How not to fall sick while travelling
Here are some tips I have learnt from my past travelling experience for staying healthy on the road. Sometimes falling sick or catching a bug is unavoidable, but there is quite a lot you can do to minimise the chances of that happening
Get your necessary vaccinations pre-trip
I recommend getting a flu shot at least 2 weeks before your trip. Flu might seem like a minor thing but if you can prevent it, why not? This vaccination lasts for about a year.
Other shots I got pre-career break – Hep A/B, tetanus, yellow fever (because I was considering visiting the Amazon), typhoid. I was travelling quite extensively so I headed down to the Traveller’s Health and Vaccination Clinic in Tan Tock Seng Hospital for a consultation, and these jabs were what they recommended based on the regions I was going to visit, but you honestly don’t have to do all of them if you don’t feel they are necessary.
Paying extra attention to hygiene
Simple habits like regularly washing your hands, using hand sanitizer or wearing a mask can go a long way in preventing yourself from falling sick.
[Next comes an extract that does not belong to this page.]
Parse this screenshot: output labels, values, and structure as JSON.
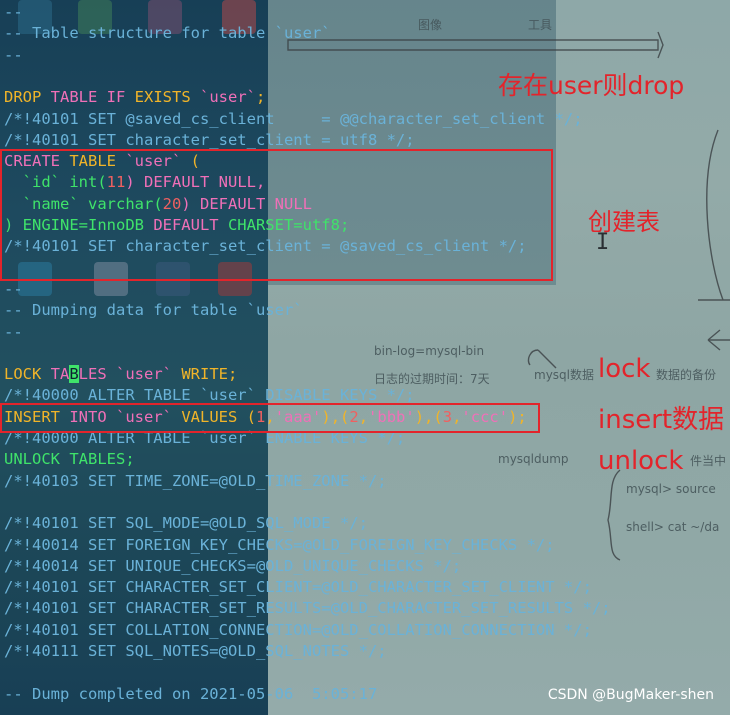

Being conscious of your environment especially when it comes to your food and knowing your own body’s limitations is also key.
I carry a simple first aid kit with basic medication like Paracetemol (for headaches), antihistamines (sinus and minor colds), charcoal pills (diarrhoea), but all this medication and more is usually available in pharmacies in most major cities and quite easy to get. It might even be cheaper or easier to get some of this medication depending on where you are.
Sometimes we get caught up in the excitement of travel and forgot to ensure simple things like drinking sufficient of water and getting enough rest because of changing time zones. Travel can be hard on the body, and while you want to maximise your holiday, make sure not to do it at the expense of your own health.
It wouldn’t be the only time I would lose my voice while travelling – it happened again some months later when I was travelling in Peru. I could feel the onset of the bug coming on, that scratchy feeling growing in my throat and the alarming amount of phlegm I was hacking up. I lost my voice for a couple of days again but I was way more prepared than I was in Krakow so it was more silent sighing and less worrying.
Always Have Travel Insurance
I always advocate for having travel insurance if you can afford it, and this was another time I was thankful to have travel insurance. I could claim the cost of my doctor’s visit and medicine when I got back home to Singapore. Did you know that if you do fall sick directly after a trip or because of a trip, you may be able to claim your medical costs from your travel insurance as well? It depends on your policy of course, but it’s always useful to know.
What are your travel sickness stories? Funny ones, sad ones, gross ones – share them all with me! I know I definitely had extra sympathy for my friend Annemarie from Travel On The Brain when something similar happened to her when we met in Romania – check out her story about her experience.